Aim of the task:
The word "Search" occurs in some of the lines below; copy each of those lines.

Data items
• • • • •
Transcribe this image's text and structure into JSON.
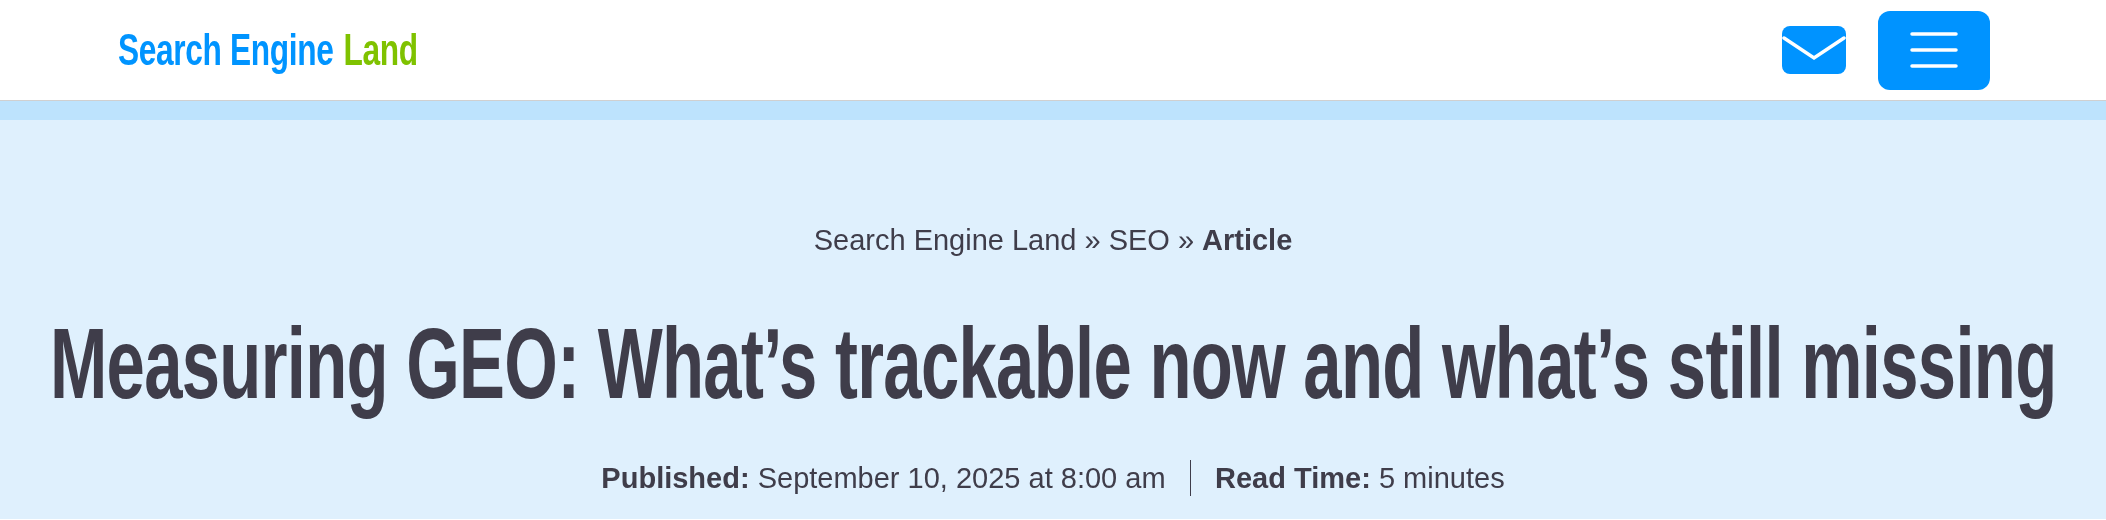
{
  "header": {
    "logo": [
      {
        "text": "Search Engine",
        "color": "#0094ff"
      },
      {
        "text": "Land",
        "color": "#7fc200"
      }
    ]
  },
  "breadcrumb": [
    {
      "kind": "link",
      "text": "Search Engine Land"
    },
    {
      "kind": "separator",
      "text": "»"
    },
    {
      "kind": "link",
      "text": "SEO"
    },
    {
      "kind": "separator",
      "text": "»"
    },
    {
      "kind": "current",
      "text": "Article"
    }
  ],
  "title": "Measuring GEO: What’s trackable now and what’s still missing",
  "meta": [
    {
      "label": "Published:",
      "value": "September 10, 2025 at 8:00 am"
    },
    {
      "label": "Read Time:",
      "value": "5 minutes"
    }
  ]
}
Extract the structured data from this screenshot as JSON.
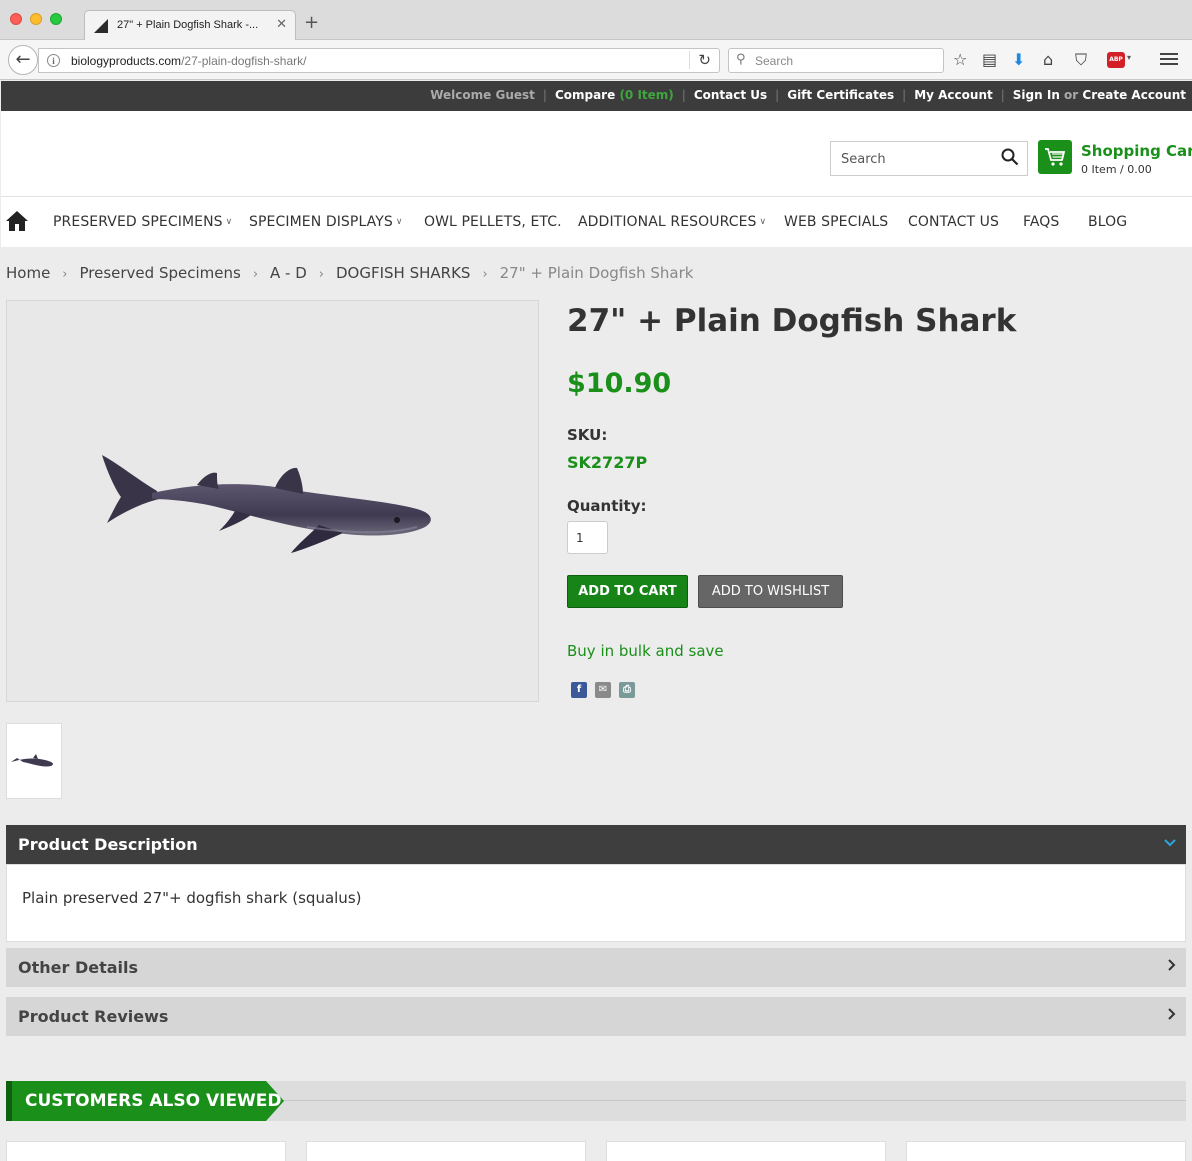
{
  "browser": {
    "tab_title": "27\" + Plain Dogfish Shark -...",
    "tab_close": "✕",
    "new_tab": "+",
    "url_domain": "biologyproducts.com",
    "url_path": "/27-plain-dogfish-shark/",
    "search_placeholder": "Search",
    "abp_label": "ABP"
  },
  "topbar": {
    "welcome": "Welcome Guest",
    "compare": "Compare",
    "compare_count": "(0 Item)",
    "contact": "Contact Us",
    "gift": "Gift Certificates",
    "account": "My Account",
    "sign_in": "Sign In",
    "or": "or",
    "create": "Create Account"
  },
  "header": {
    "search_placeholder": "Search",
    "cart_title": "Shopping Cart",
    "cart_summary": "0 Item / 0.00"
  },
  "nav": {
    "items": [
      {
        "label": "PRESERVED SPECIMENS",
        "dropdown": true
      },
      {
        "label": "SPECIMEN DISPLAYS",
        "dropdown": true
      },
      {
        "label": "OWL PELLETS, ETC.",
        "dropdown": false
      },
      {
        "label": "ADDITIONAL RESOURCES",
        "dropdown": true
      },
      {
        "label": "WEB SPECIALS",
        "dropdown": false
      },
      {
        "label": "CONTACT US",
        "dropdown": false
      },
      {
        "label": "FAQS",
        "dropdown": false
      },
      {
        "label": "BLOG",
        "dropdown": false
      }
    ]
  },
  "breadcrumb": {
    "items": [
      "Home",
      "Preserved Specimens",
      "A - D",
      "DOGFISH SHARKS"
    ],
    "current": "27\" + Plain Dogfish Shark",
    "separator": "›"
  },
  "product": {
    "title": "27\" + Plain Dogfish Shark",
    "price": "$10.90",
    "sku_label": "SKU:",
    "sku": "SK2727P",
    "qty_label": "Quantity:",
    "qty_value": "1",
    "add_to_cart": "ADD TO CART",
    "add_to_wishlist": "ADD TO WISHLIST",
    "bulk_link": "Buy in bulk and save"
  },
  "accordions": {
    "description_title": "Product Description",
    "description_text": "Plain preserved 27\"+ dogfish shark (squalus)",
    "other_title": "Other Details",
    "reviews_title": "Product Reviews"
  },
  "also_viewed": {
    "title": "CUSTOMERS ALSO VIEWED"
  },
  "colors": {
    "brand_green": "#1a8f1a",
    "topbar_bg": "#3c3c3c",
    "accordion_dark": "#3e3e3e"
  }
}
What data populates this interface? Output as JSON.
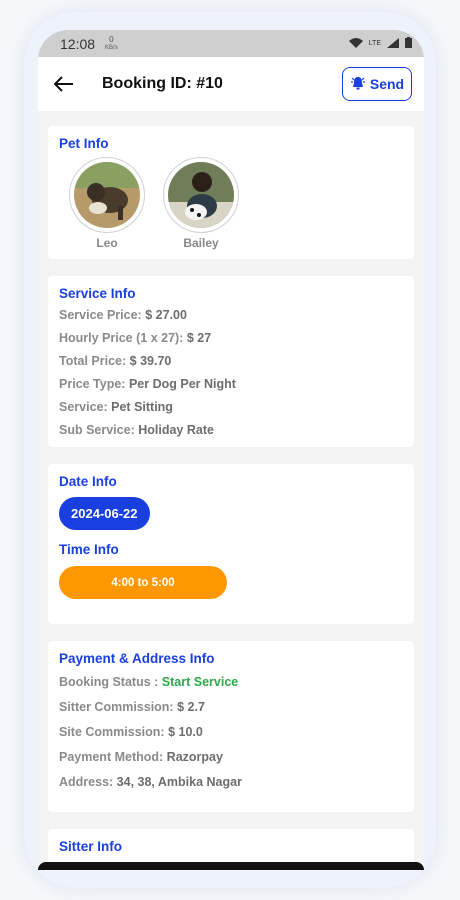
{
  "status_bar": {
    "time": "12:08",
    "net_speed_value": "0",
    "net_speed_unit": "KB/s",
    "carrier": "LTE"
  },
  "header": {
    "title": "Booking ID: #10",
    "send_label": "Send"
  },
  "pet_info": {
    "title": "Pet Info",
    "pets": [
      {
        "name": "Leo"
      },
      {
        "name": "Bailey"
      }
    ]
  },
  "service_info": {
    "title": "Service Info",
    "rows": [
      {
        "label": "Service Price:",
        "value": "$ 27.00"
      },
      {
        "label": "Hourly Price (1 x 27):",
        "value": "$ 27"
      },
      {
        "label": "Total Price:",
        "value": "$ 39.70"
      },
      {
        "label": "Price Type:",
        "value": "Per Dog Per Night"
      },
      {
        "label": "Service:",
        "value": "Pet Sitting"
      },
      {
        "label": "Sub Service:",
        "value": "Holiday Rate"
      }
    ]
  },
  "date_info": {
    "title": "Date Info",
    "date": "2024-06-22",
    "time_title": "Time Info",
    "time": "4:00 to 5:00"
  },
  "payment_info": {
    "title": "Payment & Address Info",
    "rows": [
      {
        "label": "Booking Status :",
        "value": "Start Service"
      },
      {
        "label": "Sitter Commission:",
        "value": "$ 2.7"
      },
      {
        "label": "Site Commission:",
        "value": "$ 10.0"
      },
      {
        "label": "Payment Method:",
        "value": "Razorpay"
      },
      {
        "label": "Address:",
        "value": "34, 38, Ambika Nagar"
      }
    ]
  },
  "sitter_info": {
    "title": "Sitter Info"
  },
  "colors": {
    "accent": "#1a3fe0",
    "time_pill": "#ff9800",
    "status_green": "#2ea84a"
  }
}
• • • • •
Answer to the problem:
        "text": "Search Engine",
      "text": "Search Engine Land"
    "search_placeholder": "Search",
    "search_placeholder": "Search",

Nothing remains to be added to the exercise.